▶ **EXERCISE OBJECTIVE**:
Print the records below exactly. Omit every picture.

--- RECORDS SUPPLIED Enclosed Below ---

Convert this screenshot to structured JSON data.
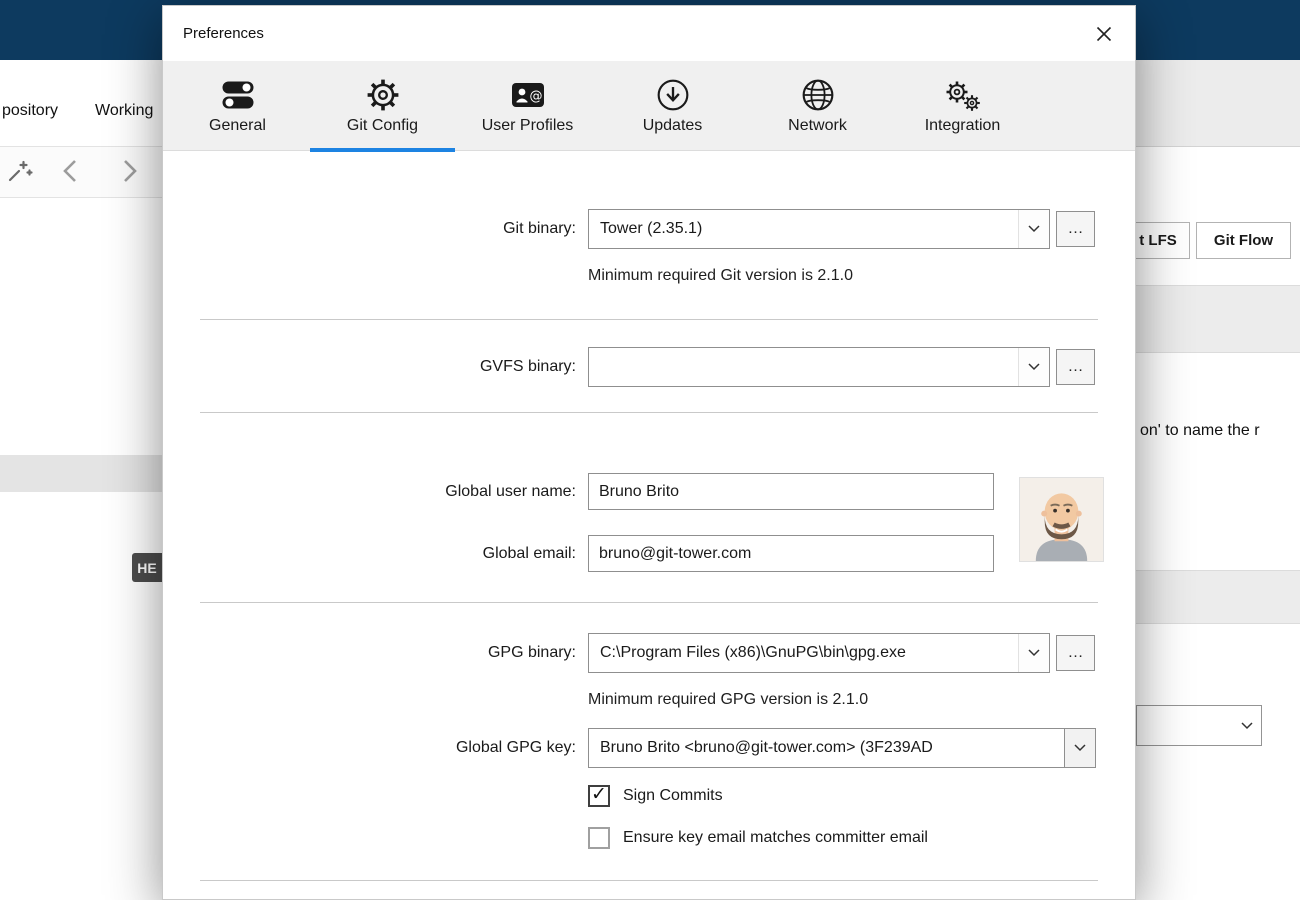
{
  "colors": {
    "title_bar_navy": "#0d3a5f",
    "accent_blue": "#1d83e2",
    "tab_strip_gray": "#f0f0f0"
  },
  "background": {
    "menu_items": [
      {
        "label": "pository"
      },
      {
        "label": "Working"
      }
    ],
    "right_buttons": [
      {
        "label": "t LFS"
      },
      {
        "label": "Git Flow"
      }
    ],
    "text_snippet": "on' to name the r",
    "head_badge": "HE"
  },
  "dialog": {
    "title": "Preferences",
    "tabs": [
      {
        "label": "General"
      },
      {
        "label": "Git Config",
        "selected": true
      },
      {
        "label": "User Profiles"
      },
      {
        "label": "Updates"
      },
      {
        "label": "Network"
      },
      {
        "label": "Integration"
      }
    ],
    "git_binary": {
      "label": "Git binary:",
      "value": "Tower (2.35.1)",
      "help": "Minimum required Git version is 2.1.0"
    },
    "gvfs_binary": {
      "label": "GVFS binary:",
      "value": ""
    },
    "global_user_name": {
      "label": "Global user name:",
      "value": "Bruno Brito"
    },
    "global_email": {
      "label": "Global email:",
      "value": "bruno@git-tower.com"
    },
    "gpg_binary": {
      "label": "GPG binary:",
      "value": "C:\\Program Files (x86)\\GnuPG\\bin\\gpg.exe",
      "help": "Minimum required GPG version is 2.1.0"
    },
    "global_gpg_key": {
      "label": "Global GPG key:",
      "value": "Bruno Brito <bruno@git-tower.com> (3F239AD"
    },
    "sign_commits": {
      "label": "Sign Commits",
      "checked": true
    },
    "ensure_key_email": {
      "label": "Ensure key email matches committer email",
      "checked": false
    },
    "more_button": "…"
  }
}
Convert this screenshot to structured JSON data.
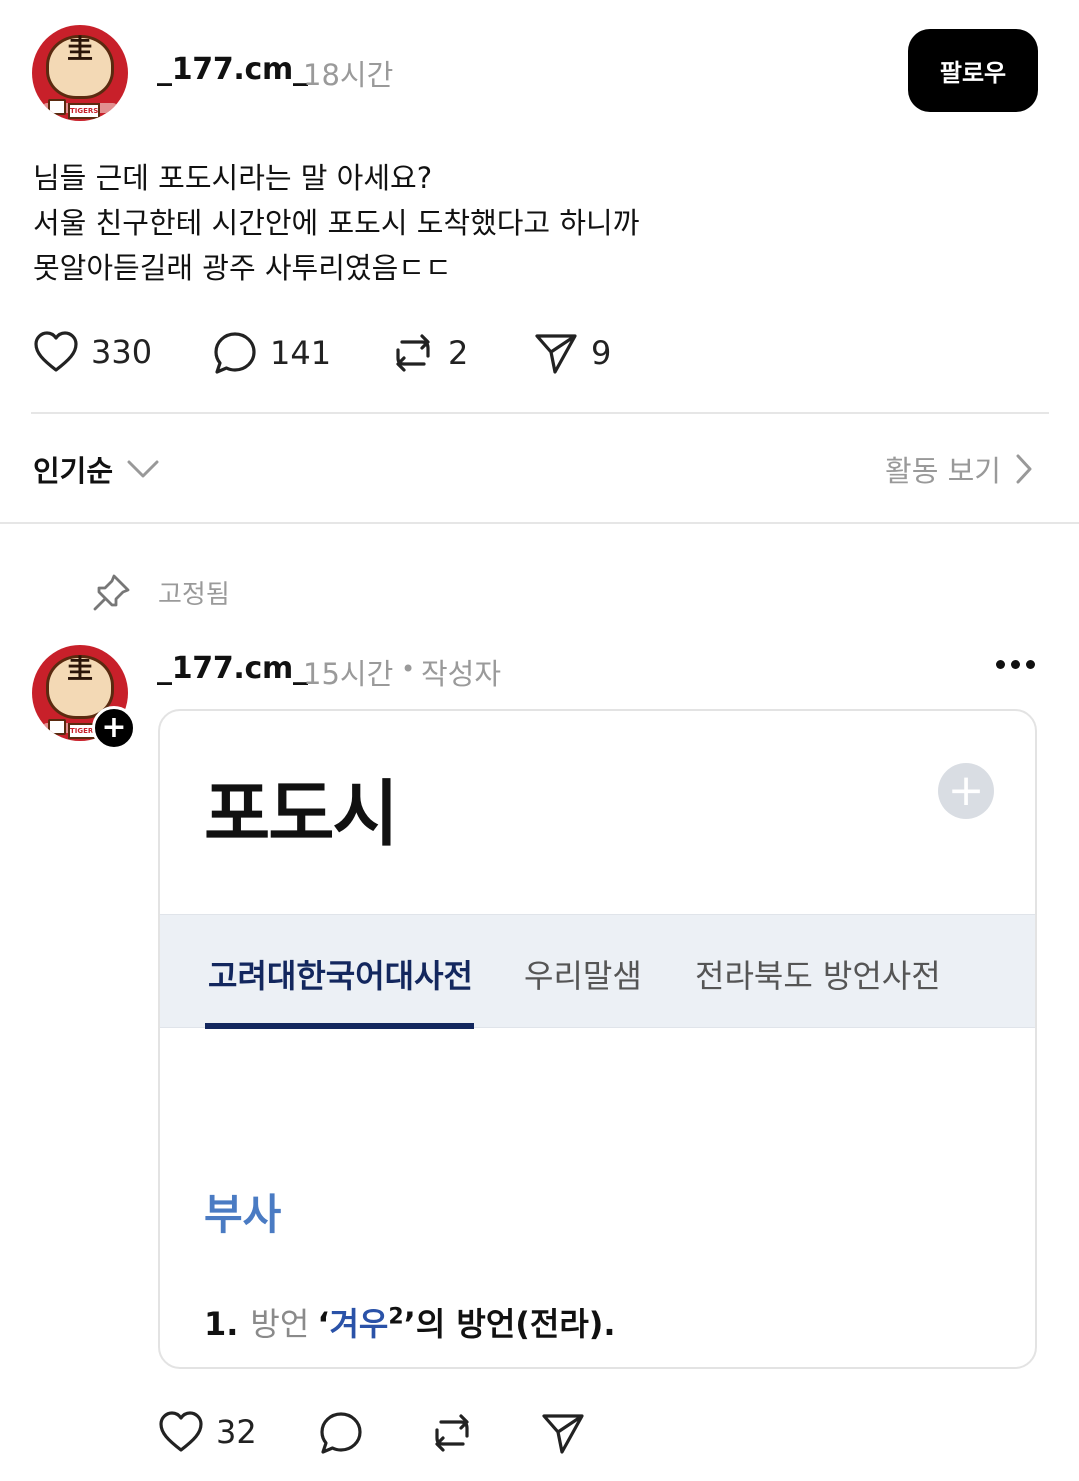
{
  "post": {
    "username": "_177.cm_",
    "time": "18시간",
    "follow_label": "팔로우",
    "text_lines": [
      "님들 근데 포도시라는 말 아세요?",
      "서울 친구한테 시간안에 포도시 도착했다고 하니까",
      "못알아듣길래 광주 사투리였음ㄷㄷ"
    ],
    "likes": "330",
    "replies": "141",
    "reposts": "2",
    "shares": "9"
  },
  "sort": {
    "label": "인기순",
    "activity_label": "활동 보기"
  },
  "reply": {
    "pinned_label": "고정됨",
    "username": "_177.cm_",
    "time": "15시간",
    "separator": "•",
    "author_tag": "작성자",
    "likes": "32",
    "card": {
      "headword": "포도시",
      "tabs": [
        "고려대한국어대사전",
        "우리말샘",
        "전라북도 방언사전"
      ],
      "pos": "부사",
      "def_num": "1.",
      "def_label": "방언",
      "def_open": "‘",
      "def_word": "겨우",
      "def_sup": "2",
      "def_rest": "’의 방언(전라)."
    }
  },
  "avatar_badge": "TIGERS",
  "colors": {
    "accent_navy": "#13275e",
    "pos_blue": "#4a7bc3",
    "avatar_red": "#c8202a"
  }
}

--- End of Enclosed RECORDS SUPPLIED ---

▶ **OUTPUT**:
Convert this screenshot to structured JSON data.
{
  "colors": {
    "title_bar_navy": "#0d3a5f",
    "accent_blue": "#1d83e2",
    "tab_strip_gray": "#f0f0f0"
  },
  "background": {
    "menu_items": [
      {
        "label": "pository"
      },
      {
        "label": "Working"
      }
    ],
    "right_buttons": [
      {
        "label": "t LFS"
      },
      {
        "label": "Git Flow"
      }
    ],
    "text_snippet": "on' to name the r",
    "head_badge": "HE"
  },
  "dialog": {
    "title": "Preferences",
    "tabs": [
      {
        "label": "General"
      },
      {
        "label": "Git Config",
        "selected": true
      },
      {
        "label": "User Profiles"
      },
      {
        "label": "Updates"
      },
      {
        "label": "Network"
      },
      {
        "label": "Integration"
      }
    ],
    "git_binary": {
      "label": "Git binary:",
      "value": "Tower (2.35.1)",
      "help": "Minimum required Git version is 2.1.0"
    },
    "gvfs_binary": {
      "label": "GVFS binary:",
      "value": ""
    },
    "global_user_name": {
      "label": "Global user name:",
      "value": "Bruno Brito"
    },
    "global_email": {
      "label": "Global email:",
      "value": "bruno@git-tower.com"
    },
    "gpg_binary": {
      "label": "GPG binary:",
      "value": "C:\\Program Files (x86)\\GnuPG\\bin\\gpg.exe",
      "help": "Minimum required GPG version is 2.1.0"
    },
    "global_gpg_key": {
      "label": "Global GPG key:",
      "value": "Bruno Brito <bruno@git-tower.com> (3F239AD"
    },
    "sign_commits": {
      "label": "Sign Commits",
      "checked": true
    },
    "ensure_key_email": {
      "label": "Ensure key email matches committer email",
      "checked": false
    },
    "more_button": "…"
  }
}
Convert this screenshot to structured JSON data.
{
  "post": {
    "username": "_177.cm_",
    "time": "18시간",
    "follow_label": "팔로우",
    "text_lines": [
      "님들 근데 포도시라는 말 아세요?",
      "서울 친구한테 시간안에 포도시 도착했다고 하니까",
      "못알아듣길래 광주 사투리였음ㄷㄷ"
    ],
    "likes": "330",
    "replies": "141",
    "reposts": "2",
    "shares": "9"
  },
  "sort": {
    "label": "인기순",
    "activity_label": "활동 보기"
  },
  "reply": {
    "pinned_label": "고정됨",
    "username": "_177.cm_",
    "time": "15시간",
    "separator": "•",
    "author_tag": "작성자",
    "likes": "32",
    "card": {
      "headword": "포도시",
      "tabs": [
        "고려대한국어대사전",
        "우리말샘",
        "전라북도 방언사전"
      ],
      "pos": "부사",
      "def_num": "1.",
      "def_label": "방언",
      "def_open": "‘",
      "def_word": "겨우",
      "def_sup": "2",
      "def_rest": "’의 방언(전라)."
    }
  },
  "avatar_badge": "TIGERS",
  "colors": {
    "accent_navy": "#13275e",
    "pos_blue": "#4a7bc3",
    "avatar_red": "#c8202a"
  }
}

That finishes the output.